Sent from my spaceship using Tapatalk 2.
wow, I guess it's a good thing no fish/you were electrocuted.



Haven't seen the orangish shrimp since taking the pics, but he's not out often. I did find a clean, clear molt! That would be the first since getting these guys last week. I think that's a good sign that at least the parameters are doing ok...?
11-14-2012 02:42 AM
mistahoo I have no clue about the coloration of them. I always thought they were only one color, but after getting those, I know they can change colors. I lost them because of my lamp... I was passed out and my lamp fell into the tank causing it to overheat. They all died and I barely saved my fish in time

Sent from my spaceship using Tapatalk 2.
11-13-2012 10:17 PM
Intelik808
Quote:
Originally Posted by Veneer View Post
Opae, as you probably know, is just the general Hawaiian word for shrimp. The animals in your pictures would be the Neocaridina denticulata (might now be N. heteropoda, depending on who you consult) that were introduced to Hawaii from East Asia. Same species as cherry shrimp.

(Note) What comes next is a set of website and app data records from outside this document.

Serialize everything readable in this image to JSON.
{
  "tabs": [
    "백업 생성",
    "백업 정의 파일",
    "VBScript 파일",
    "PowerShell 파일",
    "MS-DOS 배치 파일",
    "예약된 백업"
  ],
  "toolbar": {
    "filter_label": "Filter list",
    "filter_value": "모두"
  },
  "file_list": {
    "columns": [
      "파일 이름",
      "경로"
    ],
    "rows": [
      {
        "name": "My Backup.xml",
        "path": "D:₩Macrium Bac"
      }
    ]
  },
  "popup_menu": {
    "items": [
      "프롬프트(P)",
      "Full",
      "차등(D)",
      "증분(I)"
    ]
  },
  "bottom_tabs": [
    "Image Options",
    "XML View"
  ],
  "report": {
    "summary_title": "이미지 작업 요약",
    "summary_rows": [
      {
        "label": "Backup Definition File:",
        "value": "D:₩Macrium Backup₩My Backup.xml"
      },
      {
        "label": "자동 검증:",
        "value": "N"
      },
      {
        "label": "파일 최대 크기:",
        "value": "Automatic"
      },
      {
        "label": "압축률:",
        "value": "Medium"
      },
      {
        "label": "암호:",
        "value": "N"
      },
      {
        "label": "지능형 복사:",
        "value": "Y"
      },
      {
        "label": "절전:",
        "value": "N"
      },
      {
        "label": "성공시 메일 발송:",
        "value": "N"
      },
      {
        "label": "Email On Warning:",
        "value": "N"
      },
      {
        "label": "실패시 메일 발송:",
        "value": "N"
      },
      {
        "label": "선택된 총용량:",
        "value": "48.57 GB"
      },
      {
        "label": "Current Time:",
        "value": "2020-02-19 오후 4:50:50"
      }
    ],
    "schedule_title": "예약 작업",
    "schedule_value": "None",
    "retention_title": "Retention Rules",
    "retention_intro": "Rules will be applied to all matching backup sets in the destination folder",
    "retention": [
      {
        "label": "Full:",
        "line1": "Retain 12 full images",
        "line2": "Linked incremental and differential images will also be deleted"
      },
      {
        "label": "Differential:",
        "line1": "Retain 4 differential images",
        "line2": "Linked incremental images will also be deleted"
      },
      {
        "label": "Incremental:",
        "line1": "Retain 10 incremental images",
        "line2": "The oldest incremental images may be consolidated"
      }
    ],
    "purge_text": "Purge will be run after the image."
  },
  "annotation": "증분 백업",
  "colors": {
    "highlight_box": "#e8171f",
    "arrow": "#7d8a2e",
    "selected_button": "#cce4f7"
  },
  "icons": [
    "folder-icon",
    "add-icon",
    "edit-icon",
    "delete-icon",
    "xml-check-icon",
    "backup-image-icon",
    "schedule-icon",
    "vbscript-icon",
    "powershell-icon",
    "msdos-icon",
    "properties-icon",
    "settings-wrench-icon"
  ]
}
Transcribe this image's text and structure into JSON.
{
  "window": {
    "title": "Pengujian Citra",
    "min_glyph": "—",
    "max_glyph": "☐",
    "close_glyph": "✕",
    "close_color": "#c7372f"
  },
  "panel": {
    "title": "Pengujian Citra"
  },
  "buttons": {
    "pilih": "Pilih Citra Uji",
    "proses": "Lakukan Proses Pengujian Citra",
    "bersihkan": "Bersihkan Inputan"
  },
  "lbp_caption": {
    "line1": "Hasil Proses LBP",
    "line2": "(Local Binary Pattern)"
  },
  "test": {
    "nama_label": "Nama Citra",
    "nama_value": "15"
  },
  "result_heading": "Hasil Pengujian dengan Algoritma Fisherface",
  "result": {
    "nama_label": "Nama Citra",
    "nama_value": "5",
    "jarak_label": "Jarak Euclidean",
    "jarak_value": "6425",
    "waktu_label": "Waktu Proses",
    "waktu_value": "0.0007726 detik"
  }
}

I'm not that great with Asian atyids, but I don't think these are what OP has (body form reminds me more of a Caridina from the "bee shrimp" group).

At any rate, it's not uncommon for these non-target "contaminant" species to show up in shipments of Amanos, since they're all wild-collected.
I don't mean to hack this post but so if it is Neocaridina denticulata that means they would interbreed with rili shrimp?
11-13-2012 09:41 PM
bluestems Thanks Rob & Veneer for confirming it's not a ghost shrimp. Amano or not, I hope it's not on its way out. There was some algae on the glass which made getting a clearer picture difficult. If it's environmental related, wouldn't the other shrimp be showing similar discoloration? Is there anything I can do?


mistahoo, I thought my Amanos looked different shades of colors when I first got them too. By the next day, two of them were out and looked clear so I thought I must have been wrong. Sorry you lost yours. Do you know why?
This thread has more than 15 replies. Click here to review the whole thread.

Posting Rules
You may post new threads
You may post replies
You may not post attachments
You may not edit your posts

BB code is On
Smilies are On
[IMG] code is On
HTML code is Off


All times are GMT. The time now is 01:34 AM.


Powered by vBulletin®
Copyright ©2000 - 2014, Jelsoft Enterprises Ltd.
Copyright Planted Tank LLC 2012